# [Your assignment]
Copy each entry below exactly.

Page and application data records
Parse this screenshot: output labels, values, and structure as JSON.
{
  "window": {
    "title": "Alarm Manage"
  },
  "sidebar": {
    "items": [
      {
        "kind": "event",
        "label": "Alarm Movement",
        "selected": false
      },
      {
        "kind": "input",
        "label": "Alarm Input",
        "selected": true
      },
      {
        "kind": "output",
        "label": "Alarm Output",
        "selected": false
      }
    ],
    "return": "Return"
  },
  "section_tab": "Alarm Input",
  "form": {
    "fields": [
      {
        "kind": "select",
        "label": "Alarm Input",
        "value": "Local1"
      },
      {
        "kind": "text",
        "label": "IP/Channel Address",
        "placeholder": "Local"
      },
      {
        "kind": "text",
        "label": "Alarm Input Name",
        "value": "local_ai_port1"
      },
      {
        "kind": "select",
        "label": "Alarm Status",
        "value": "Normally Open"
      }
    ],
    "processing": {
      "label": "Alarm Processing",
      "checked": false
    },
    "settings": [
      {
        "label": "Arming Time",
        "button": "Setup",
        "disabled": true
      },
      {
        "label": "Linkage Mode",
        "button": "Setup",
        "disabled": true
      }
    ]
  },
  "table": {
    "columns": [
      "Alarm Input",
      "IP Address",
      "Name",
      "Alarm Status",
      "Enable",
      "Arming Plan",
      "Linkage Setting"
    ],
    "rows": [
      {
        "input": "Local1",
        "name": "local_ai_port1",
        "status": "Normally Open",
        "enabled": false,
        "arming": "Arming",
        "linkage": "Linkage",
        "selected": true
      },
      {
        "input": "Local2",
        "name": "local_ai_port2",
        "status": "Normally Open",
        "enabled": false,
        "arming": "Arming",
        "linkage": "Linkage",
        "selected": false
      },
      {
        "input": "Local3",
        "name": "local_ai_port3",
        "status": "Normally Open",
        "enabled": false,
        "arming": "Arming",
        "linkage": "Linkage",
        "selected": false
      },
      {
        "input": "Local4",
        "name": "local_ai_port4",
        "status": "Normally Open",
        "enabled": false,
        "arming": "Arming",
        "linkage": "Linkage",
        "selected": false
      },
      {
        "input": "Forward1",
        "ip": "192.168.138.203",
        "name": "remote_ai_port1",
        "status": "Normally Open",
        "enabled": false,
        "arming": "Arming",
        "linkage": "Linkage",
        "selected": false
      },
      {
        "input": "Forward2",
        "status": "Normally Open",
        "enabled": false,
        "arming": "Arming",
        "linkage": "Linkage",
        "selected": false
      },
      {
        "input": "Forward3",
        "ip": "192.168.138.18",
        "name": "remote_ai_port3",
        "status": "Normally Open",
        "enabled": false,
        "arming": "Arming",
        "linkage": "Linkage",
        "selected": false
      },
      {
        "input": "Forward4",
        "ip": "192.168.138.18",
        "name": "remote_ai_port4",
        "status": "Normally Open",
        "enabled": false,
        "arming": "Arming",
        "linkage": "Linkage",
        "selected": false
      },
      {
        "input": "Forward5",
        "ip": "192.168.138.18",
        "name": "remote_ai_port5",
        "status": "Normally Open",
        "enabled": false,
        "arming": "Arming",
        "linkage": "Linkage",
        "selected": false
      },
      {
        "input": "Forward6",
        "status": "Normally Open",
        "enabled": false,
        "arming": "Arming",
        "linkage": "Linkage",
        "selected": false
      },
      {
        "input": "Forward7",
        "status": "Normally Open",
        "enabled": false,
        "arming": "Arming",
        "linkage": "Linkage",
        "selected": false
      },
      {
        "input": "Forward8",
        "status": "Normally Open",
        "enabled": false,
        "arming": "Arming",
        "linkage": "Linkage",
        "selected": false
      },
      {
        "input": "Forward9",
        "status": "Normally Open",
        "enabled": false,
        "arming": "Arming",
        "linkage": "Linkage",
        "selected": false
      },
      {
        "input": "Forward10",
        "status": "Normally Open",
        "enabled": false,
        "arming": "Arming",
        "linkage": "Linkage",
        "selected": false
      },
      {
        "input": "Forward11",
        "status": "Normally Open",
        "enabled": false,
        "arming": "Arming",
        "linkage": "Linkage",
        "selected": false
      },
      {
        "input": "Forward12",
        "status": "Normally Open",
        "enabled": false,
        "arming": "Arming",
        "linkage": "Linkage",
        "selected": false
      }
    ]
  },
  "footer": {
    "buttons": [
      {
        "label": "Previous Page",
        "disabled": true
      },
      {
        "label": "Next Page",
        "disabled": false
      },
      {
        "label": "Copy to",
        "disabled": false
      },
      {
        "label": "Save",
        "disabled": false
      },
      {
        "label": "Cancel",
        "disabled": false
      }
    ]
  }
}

# [Your solution]
Parse this screenshot: output labels, values, and structure as JSON.
{
  "window": {
    "title": "Alarm Manage"
  },
  "sidebar": {
    "items": [
      {
        "kind": "event",
        "label": "Alarm Movement",
        "selected": false
      },
      {
        "kind": "input",
        "label": "Alarm Input",
        "selected": true
      },
      {
        "kind": "output",
        "label": "Alarm Output",
        "selected": false
      }
    ],
    "return": "Return"
  },
  "section_tab": "Alarm Input",
  "form": {
    "fields": [
      {
        "kind": "select",
        "label": "Alarm Input",
        "value": "Local1"
      },
      {
        "kind": "text",
        "label": "IP/Channel Address",
        "placeholder": "Local"
      },
      {
        "kind": "text",
        "label": "Alarm Input Name",
        "value": "local_ai_port1"
      },
      {
        "kind": "select",
        "label": "Alarm Status",
        "value": "Normally Open"
      }
    ],
    "processing": {
      "label": "Alarm Processing",
      "checked": false
    },
    "settings": [
      {
        "label": "Arming Time",
        "button": "Setup",
        "disabled": true
      },
      {
        "label": "Linkage Mode",
        "button": "Setup",
        "disabled": true
      }
    ]
  },
  "table": {
    "columns": [
      "Alarm Input",
      "IP Address",
      "Name",
      "Alarm Status",
      "Enable",
      "Arming Plan",
      "Linkage Setting"
    ],
    "rows": [
      {
        "input": "Local1",
        "name": "local_ai_port1",
        "status": "Normally Open",
        "enabled": false,
        "arming": "Arming",
        "linkage": "Linkage",
        "selected": true
      },
      {
        "input": "Local2",
        "name": "local_ai_port2",
        "status": "Normally Open",
        "enabled": false,
        "arming": "Arming",
        "linkage": "Linkage",
        "selected": false
      },
      {
        "input": "Local3",
        "name": "local_ai_port3",
        "status": "Normally Open",
        "enabled": false,
        "arming": "Arming",
        "linkage": "Linkage",
        "selected": false
      },
      {
        "input": "Local4",
        "name": "local_ai_port4",
        "status": "Normally Open",
        "enabled": false,
        "arming": "Arming",
        "linkage": "Linkage",
        "selected": false
      },
      {
        "input": "Forward1",
        "ip": "192.168.138.203",
        "name": "remote_ai_port1",
        "status": "Normally Open",
        "enabled": false,
        "arming": "Arming",
        "linkage": "Linkage",
        "selected": false
      },
      {
        "input": "Forward2",
        "status": "Normally Open",
        "enabled": false,
        "arming": "Arming",
        "linkage": "Linkage",
        "selected": false
      },
      {
        "input": "Forward3",
        "ip": "192.168.138.18",
        "name": "remote_ai_port3",
        "status": "Normally Open",
        "enabled": false,
        "arming": "Arming",
        "linkage": "Linkage",
        "selected": false
      },
      {
        "input": "Forward4",
        "ip": "192.168.138.18",
        "name": "remote_ai_port4",
        "status": "Normally Open",
        "enabled": false,
        "arming": "Arming",
        "linkage": "Linkage",
        "selected": false
      },
      {
        "input": "Forward5",
        "ip": "192.168.138.18",
        "name": "remote_ai_port5",
        "status": "Normally Open",
        "enabled": false,
        "arming": "Arming",
        "linkage": "Linkage",
        "selected": false
      },
      {
        "input": "Forward6",
        "status": "Normally Open",
        "enabled": false,
        "arming": "Arming",
        "linkage": "Linkage",
        "selected": false
      },
      {
        "input": "Forward7",
        "status": "Normally Open",
        "enabled": false,
        "arming": "Arming",
        "linkage": "Linkage",
        "selected": false
      },
      {
        "input": "Forward8",
        "status": "Normally Open",
        "enabled": false,
        "arming": "Arming",
        "linkage": "Linkage",
        "selected": false
      },
      {
        "input": "Forward9",
        "status": "Normally Open",
        "enabled": false,
        "arming": "Arming",
        "linkage": "Linkage",
        "selected": false
      },
      {
        "input": "Forward10",
        "status": "Normally Open",
        "enabled": false,
        "arming": "Arming",
        "linkage": "Linkage",
        "selected": false
      },
      {
        "input": "Forward11",
        "status": "Normally Open",
        "enabled": false,
        "arming": "Arming",
        "linkage": "Linkage",
        "selected": false
      },
      {
        "input": "Forward12",
        "status": "Normally Open",
        "enabled": false,
        "arming": "Arming",
        "linkage": "Linkage",
        "selected": false
      }
    ]
  },
  "footer": {
    "buttons": [
      {
        "label": "Previous Page",
        "disabled": true
      },
      {
        "label": "Next Page",
        "disabled": false
      },
      {
        "label": "Copy to",
        "disabled": false
      },
      {
        "label": "Save",
        "disabled": false
      },
      {
        "label": "Cancel",
        "disabled": false
      }
    ]
  }
}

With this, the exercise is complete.